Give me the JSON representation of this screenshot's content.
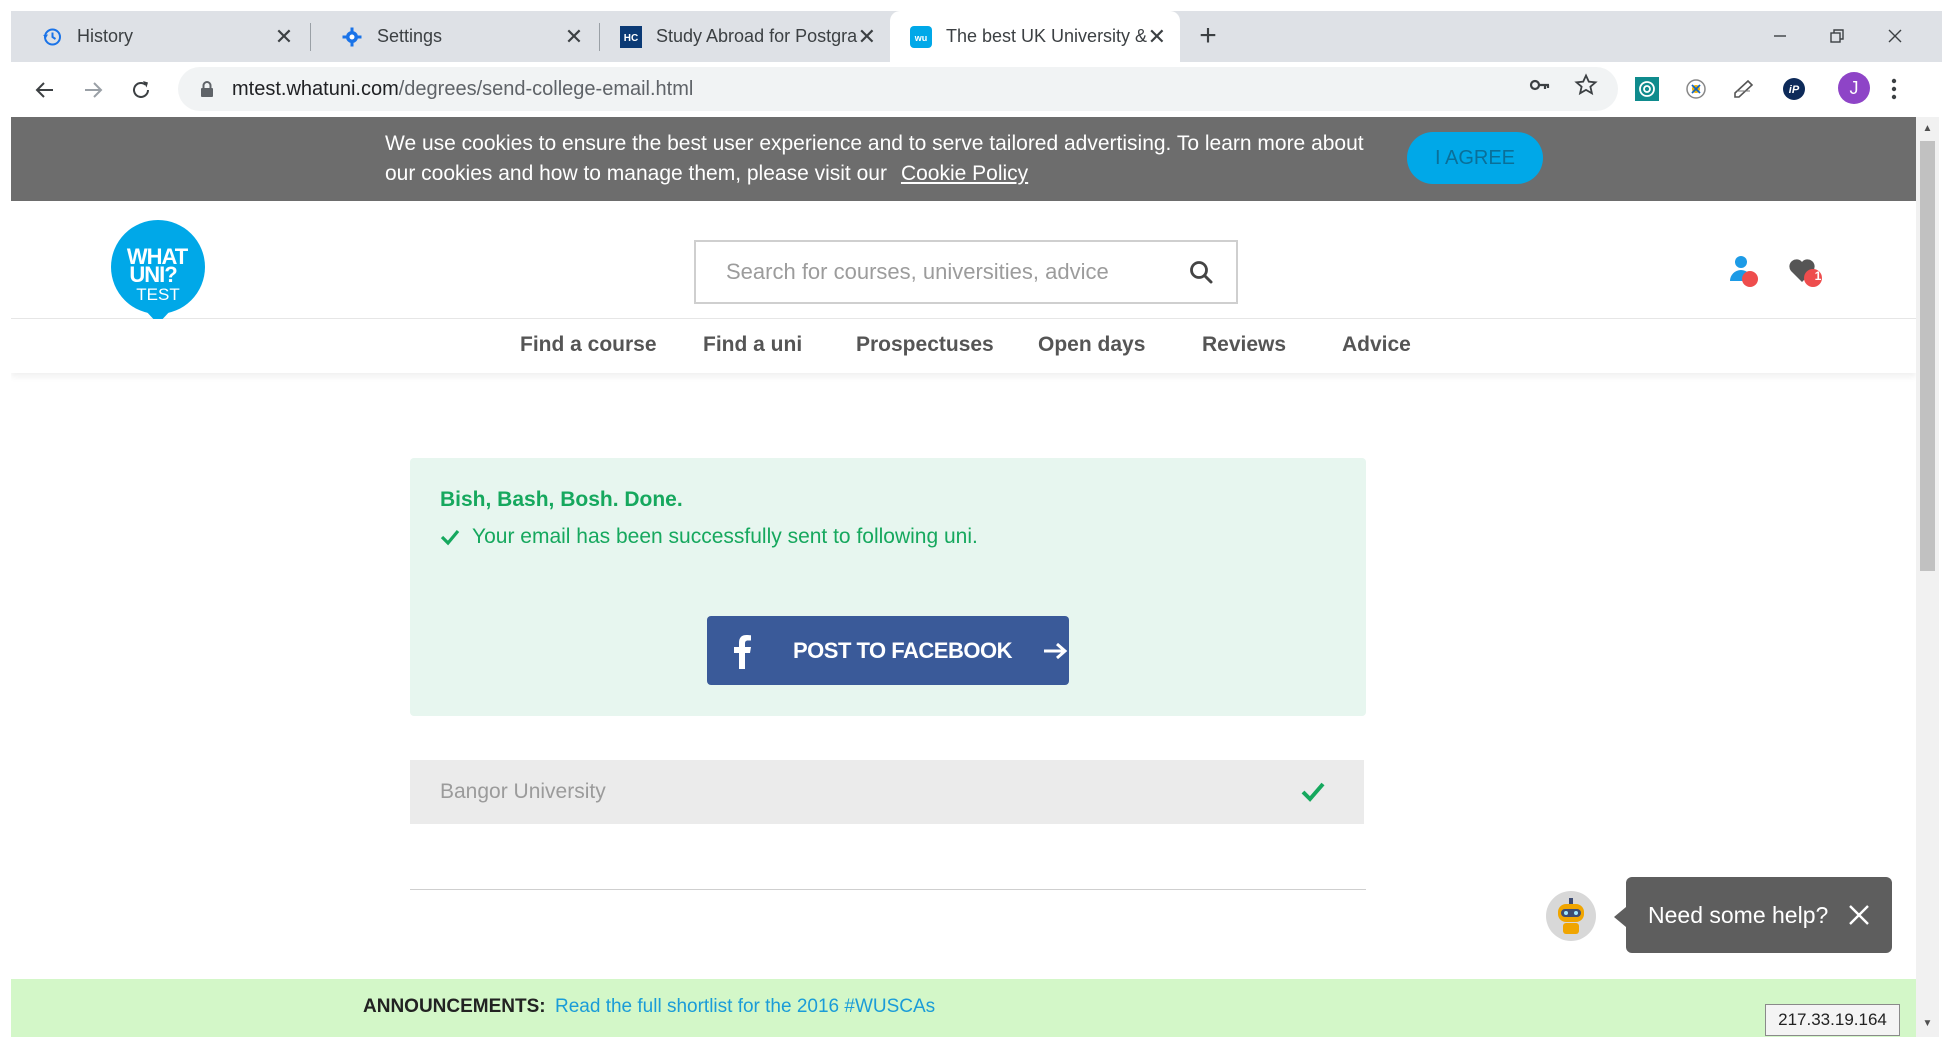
{
  "browser": {
    "tabs": [
      {
        "title": "History",
        "icon": "history-icon"
      },
      {
        "title": "Settings",
        "icon": "gear-icon"
      },
      {
        "title": "Study Abroad for Postgraduate a",
        "icon": "hc-favicon"
      },
      {
        "title": "The best UK University & degree",
        "icon": "whatuni-favicon",
        "active": true
      }
    ],
    "new_tab": "+",
    "url_host": "mtest.whatuni.com",
    "url_path": "/degrees/send-college-email.html",
    "profile_initial": "J",
    "profile_color": "#8e44c7"
  },
  "cookie_banner": {
    "text": "We use cookies to ensure the best user experience and to serve tailored advertising. To learn more about our cookies and how to manage them, please visit our",
    "link": "Cookie Policy",
    "button": "I AGREE"
  },
  "header": {
    "logo_line1": "WHAT",
    "logo_line2": "UNI?",
    "logo_line3": "TEST",
    "search_placeholder": "Search for courses, universities, advice",
    "shortlist_count": "1"
  },
  "nav": {
    "items": [
      "Find a course",
      "Find a uni",
      "Prospectuses",
      "Open days",
      "Reviews",
      "Advice"
    ]
  },
  "success": {
    "headline": "Bish, Bash, Bosh. Done.",
    "message": "Your email has been successfully sent to following uni.",
    "facebook_button": "POST TO FACEBOOK"
  },
  "university": {
    "name": "Bangor University"
  },
  "help": {
    "label": "Need some help?"
  },
  "announcements": {
    "label": "ANNOUNCEMENTS:",
    "link": "Read the full shortlist for the 2016 #WUSCAs"
  },
  "ip_address": "217.33.19.164",
  "colors": {
    "brand": "#00a8e8",
    "success_text": "#16a85e",
    "success_bg": "#e7f6ef",
    "facebook": "#3a5a99",
    "announce_bg": "#d3f7c8"
  }
}
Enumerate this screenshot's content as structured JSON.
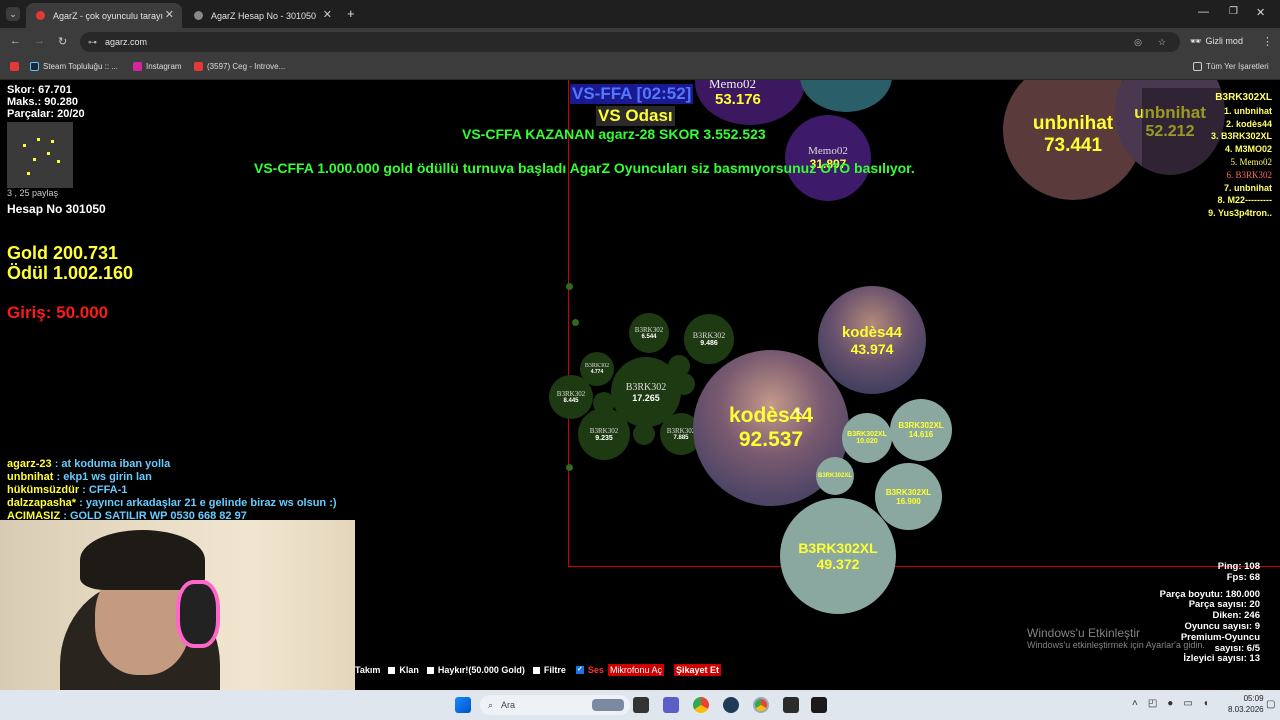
{
  "browser": {
    "tabs": [
      {
        "title": "AgarZ - çok oyunculu tarayıcı o",
        "active": true
      },
      {
        "title": "AgarZ Hesap No - 301050",
        "active": false
      }
    ],
    "url": "agarz.com",
    "incognito_label": "Gizli mod",
    "bookmarks": [
      "Steam Topluluğu :: ...",
      "Instagram",
      "(3597) Ceg - Introve..."
    ],
    "all_bookmarks_label": "Tüm Yer İşaretleri"
  },
  "stats": {
    "score": "Skor: 67.701",
    "max": "Maks.: 90.280",
    "pieces": "Parçalar: 20/20",
    "shares": "3 , 25 paylaş",
    "account": "Hesap No 301050",
    "gold": "Gold 200.731",
    "reward": "Ödül 1.002.160",
    "entry": "Giriş: 50.000"
  },
  "announcements": {
    "timer": "VS-FFA [02:52]",
    "room": "VS Odası",
    "winner": "VS-CFFA KAZANAN agarz-28 SKOR 3.552.523",
    "tournament": "VS-CFFA 1.000.000 gold ödüllü turnuva başladı AgarZ Oyuncuları siz basmıyorsunuz OTO basılıyor."
  },
  "leaderboard": [
    "B3RK302XL",
    "1. unbnihat",
    "2. kodès44",
    "3. B3RK302XL",
    "4. M3MO02",
    "5. Memo02",
    "6. B3RK302",
    "7. unbnihat",
    "8. M22---------",
    "9. Yus3p4tron.."
  ],
  "chat": [
    {
      "user": "agarz-23",
      "msg": " : at koduma iban yolla"
    },
    {
      "user": "unbnihat",
      "msg": " : ekp1 ws girin lan"
    },
    {
      "user": "hükümsüzdür",
      "msg": " : CFFA-1"
    },
    {
      "user": "dalzzapasha*",
      "msg": " : yayıncı arkadaşlar 21 e gelinde biraz ws olsun :)"
    },
    {
      "user": "ACIMASIZ",
      "msg": " : GOLD SATILIR WP 0530 668 82 97"
    }
  ],
  "cells": {
    "kodes_big": {
      "name": "kodès44",
      "mass": "92.537"
    },
    "kodes_small": {
      "name": "kodès44",
      "mass": "43.974"
    },
    "unbnihat": {
      "name": "unbnihat",
      "mass": "73.441"
    },
    "unbnihat2": {
      "name": "unbnihat",
      "mass": "52.212"
    },
    "memo_top": {
      "name": "Memo02",
      "mass": "53.176"
    },
    "memo_mid": {
      "name": "Memo02",
      "mass": "31.897"
    },
    "b3rk_big": {
      "name": "B3RK302XL",
      "mass": "49.372"
    },
    "b3rk_16900": {
      "name": "B3RK302XL",
      "mass": "16.900"
    },
    "b3rk_14616": {
      "name": "B3RK302XL",
      "mass": "14.616"
    },
    "b3rk_10020": {
      "name": "B3RK302XL",
      "mass": "10.020"
    },
    "b3rk_xl_small": {
      "name": "B3RK302XL",
      "mass": ""
    },
    "b_17265": {
      "name": "B3RK302",
      "mass": "17.265"
    },
    "b_9486": {
      "name": "B3RK302",
      "mass": "9.486"
    },
    "b_8445": {
      "name": "B3RK302",
      "mass": "8.445"
    },
    "b_9235": {
      "name": "B3RK302",
      "mass": "9.235"
    },
    "b_7885": {
      "name": "B3RK302",
      "mass": "7.885"
    },
    "b_6544": {
      "name": "B3RK302",
      "mass": "6.544"
    },
    "b_4774": {
      "name": "B3RK302",
      "mass": "4.774"
    }
  },
  "server_stats": {
    "ping": "Ping: 108",
    "fps": "Fps: 68",
    "piece_size": "Parça boyutu: 180.000",
    "piece_count": "Parça sayısı: 20",
    "spikes": "Diken: 246",
    "players": "Oyuncu sayısı: 9",
    "premium": "Premium-Oyuncu sayısı: 6/5",
    "viewers": "İzleyici sayısı: 13"
  },
  "watermark": {
    "line1": "Windows'u Etkinleştir",
    "line2": "Windows'u etkinleştirmek için Ayarlar'a gidin."
  },
  "bottom_controls": {
    "team": "Takım",
    "clan": "Klan",
    "shout": "Haykır!(50.000 Gold)",
    "filter": "Filtre",
    "sound": "Ses",
    "mic": "Mikrofonu Aç",
    "complaint": "Şikayet Et"
  },
  "taskbar": {
    "search_placeholder": "Ara",
    "time": "05:09",
    "date": "8.03.2026"
  },
  "colors": {
    "yellow_text": "#ffff33",
    "green_text": "#33ff33",
    "red_text": "#ff1a1a",
    "border": "#cc0000",
    "b3rk_cell": "#8aa8a0",
    "green_cell": "#1d3a12"
  }
}
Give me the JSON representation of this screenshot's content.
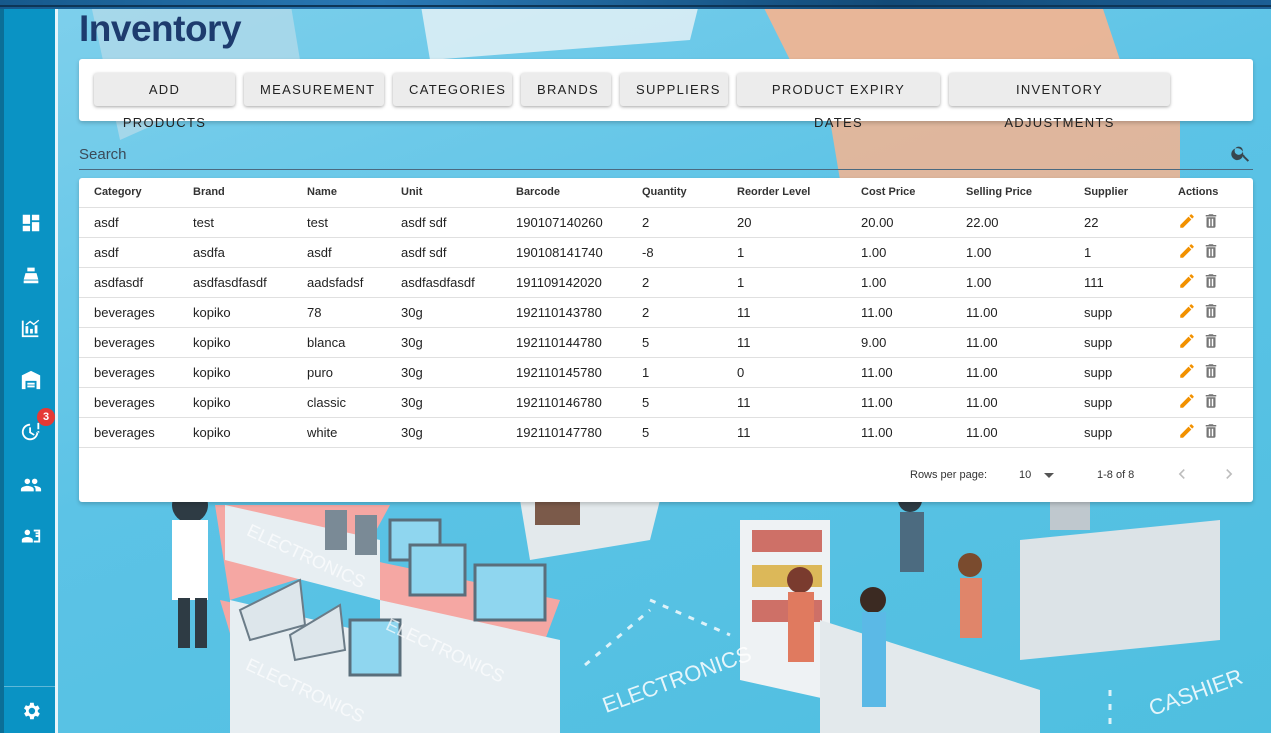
{
  "app": {
    "title": "Inventory"
  },
  "sidebar": {
    "items": [
      {
        "icon": "dashboard-icon"
      },
      {
        "icon": "cash-register-icon"
      },
      {
        "icon": "analytics-icon"
      },
      {
        "icon": "warehouse-icon"
      },
      {
        "icon": "clock-alert-icon",
        "badge": "3"
      },
      {
        "icon": "people-icon"
      },
      {
        "icon": "account-box-icon"
      }
    ],
    "footer_icon": "gear-icon"
  },
  "toolbar": {
    "buttons": [
      "ADD PRODUCTS",
      "MEASUREMENT",
      "CATEGORIES",
      "BRANDS",
      "SUPPLIERS",
      "PRODUCT EXPIRY DATES",
      "INVENTORY ADJUSTMENTS"
    ]
  },
  "search": {
    "placeholder": "Search",
    "value": ""
  },
  "table": {
    "columns": [
      "Category",
      "Brand",
      "Name",
      "Unit",
      "Barcode",
      "Quantity",
      "Reorder Level",
      "Cost Price",
      "Selling Price",
      "Supplier",
      "Actions"
    ],
    "rows": [
      [
        "asdf",
        "test",
        "test",
        "asdf sdf",
        "190107140260",
        "2",
        "20",
        "20.00",
        "22.00",
        "22"
      ],
      [
        "asdf",
        "asdfa",
        "asdf",
        "asdf sdf",
        "190108141740",
        "-8",
        "1",
        "1.00",
        "1.00",
        "1"
      ],
      [
        "asdfasdf",
        "asdfasdfasdf",
        "aadsfadsf",
        "asdfasdfasdf",
        "191109142020",
        "2",
        "1",
        "1.00",
        "1.00",
        "111"
      ],
      [
        "beverages",
        "kopiko",
        "78",
        "30g",
        "192110143780",
        "2",
        "11",
        "11.00",
        "11.00",
        "supp"
      ],
      [
        "beverages",
        "kopiko",
        "blanca",
        "30g",
        "192110144780",
        "5",
        "11",
        "9.00",
        "11.00",
        "supp"
      ],
      [
        "beverages",
        "kopiko",
        "puro",
        "30g",
        "192110145780",
        "1",
        "0",
        "11.00",
        "11.00",
        "supp"
      ],
      [
        "beverages",
        "kopiko",
        "classic",
        "30g",
        "192110146780",
        "5",
        "11",
        "11.00",
        "11.00",
        "supp"
      ],
      [
        "beverages",
        "kopiko",
        "white",
        "30g",
        "192110147780",
        "5",
        "11",
        "11.00",
        "11.00",
        "supp"
      ]
    ]
  },
  "pagination": {
    "rows_per_page_label": "Rows per page:",
    "rows_per_page": "10",
    "range": "1-8 of 8"
  },
  "colors": {
    "sidebar": "#0a93c4",
    "title": "#1d3b6e",
    "edit_icon": "#f29100",
    "delete_icon": "#757575",
    "badge": "#e53935"
  }
}
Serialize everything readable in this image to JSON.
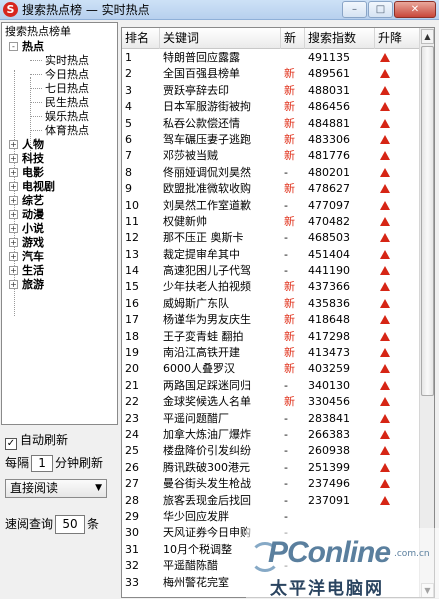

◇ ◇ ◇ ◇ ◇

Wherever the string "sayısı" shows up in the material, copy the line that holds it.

◆ **SOLUTION FOR THIS TASK**
    "piece_count": "Parça sayısı: 20",
    "players": "Oyuncu sayısı: 9",
    "premium": "Premium-Oyuncu sayısı: 6/5",
    "viewers": "İzleyici sayısı: 13"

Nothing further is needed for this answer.